The plaque and tribute bring into stark focus the contrasts between Roosevelt’s role in the origins of and support for the United Nations and those of Woodrow Wilson for the League of Nations. There were of course numerous factors and histories that contributed to those contrasts, and it’s neither fair nor productive to compare the two presidents and moments (or the two world wars, for that matter) as if they existed in a vacuum or on a level playing field. Yet without using the contrast to judge or blame Wilson, necessarily, it is nonetheless instructive to note Roosevelt’s far more consistent and successful connection to and advocacy for the international organization he had helped found. Indeed, while we might criticize the level of individual influence wielded by Roosevelt and Winston Churchill in the UN’s origins, there can be little doubt that without those two leading figures, and the ways in which they pushed their fellow Allied leaders to sign and support the 1942 UN Declaration, the idea for the UN might never have survived the subsequent years of war. For those and many other reasons, the May 1945 ceremony and plaque rightly remembered and celebrated Roosevelt’s foundational and vital role in the UN’s development.

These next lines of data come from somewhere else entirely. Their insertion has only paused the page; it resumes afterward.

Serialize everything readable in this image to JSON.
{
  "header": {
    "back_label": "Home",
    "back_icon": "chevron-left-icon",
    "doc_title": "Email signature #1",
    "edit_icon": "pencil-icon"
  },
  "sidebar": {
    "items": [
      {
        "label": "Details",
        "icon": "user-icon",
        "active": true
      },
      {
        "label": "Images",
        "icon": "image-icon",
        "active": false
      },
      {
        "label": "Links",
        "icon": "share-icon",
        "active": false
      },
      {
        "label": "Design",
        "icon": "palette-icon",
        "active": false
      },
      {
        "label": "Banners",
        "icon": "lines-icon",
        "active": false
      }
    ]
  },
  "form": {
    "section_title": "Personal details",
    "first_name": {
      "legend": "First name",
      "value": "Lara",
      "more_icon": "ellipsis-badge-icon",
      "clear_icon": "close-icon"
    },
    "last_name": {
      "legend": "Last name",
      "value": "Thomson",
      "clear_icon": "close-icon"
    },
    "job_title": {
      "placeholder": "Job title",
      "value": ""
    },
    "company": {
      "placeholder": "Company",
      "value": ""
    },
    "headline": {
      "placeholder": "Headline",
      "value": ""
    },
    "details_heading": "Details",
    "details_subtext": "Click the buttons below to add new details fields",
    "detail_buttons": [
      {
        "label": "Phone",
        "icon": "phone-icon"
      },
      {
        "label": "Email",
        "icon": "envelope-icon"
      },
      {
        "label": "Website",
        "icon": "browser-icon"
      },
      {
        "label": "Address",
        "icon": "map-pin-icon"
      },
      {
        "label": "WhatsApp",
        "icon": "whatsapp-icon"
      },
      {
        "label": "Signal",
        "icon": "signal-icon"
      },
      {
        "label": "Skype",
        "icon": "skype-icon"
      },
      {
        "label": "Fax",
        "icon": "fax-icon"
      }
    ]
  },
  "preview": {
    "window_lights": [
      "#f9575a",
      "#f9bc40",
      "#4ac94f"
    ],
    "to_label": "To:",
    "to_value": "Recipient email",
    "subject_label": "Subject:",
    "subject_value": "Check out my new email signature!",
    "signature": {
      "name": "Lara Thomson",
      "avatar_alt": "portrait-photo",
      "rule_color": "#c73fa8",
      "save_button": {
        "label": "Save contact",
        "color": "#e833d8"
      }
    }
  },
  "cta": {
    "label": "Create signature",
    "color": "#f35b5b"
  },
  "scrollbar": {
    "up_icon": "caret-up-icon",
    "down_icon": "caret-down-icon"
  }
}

The Muir Woods ceremony did more than just remember a fallen leader, however. It also captured two distinct but interconnected elements of an ideal global community, both reflected in Harold Ickes’s initial argument for holding the UN conference at the woods: “Not only would this focus attention upon the nation’s interest in preserving these mighty trees for posterity, but in such a ‘temple of peace’ the delegates would gain a perspective and sense of time that could be obtained nowhere better than in such a forest.” The first clause of Ickes’s inspiring sentence highlights the global environmental advocacy toward which the UN would move over the next half-century; such environmentalism was of course not a focus of the organization’s wartime efforts, but could and did become an important ongoing emphasis for such a groundbreaking international entity. And Ickes’s second clause reflects the idea of a long view of global history and community, one that does not focus simply on specific conflicts or issues but also seeks to move beyond them and toward the kind of overarching understanding of humanity and the world on which the survival of both those entities ultimately depends. “The clearest way into the Universe is through a forest wilderness,” Muir himself argued—an idea expressed nicely by this symbolic and significant 1945 ceremony.
Next UN history tomorrow,
Ben
PS. What do you think?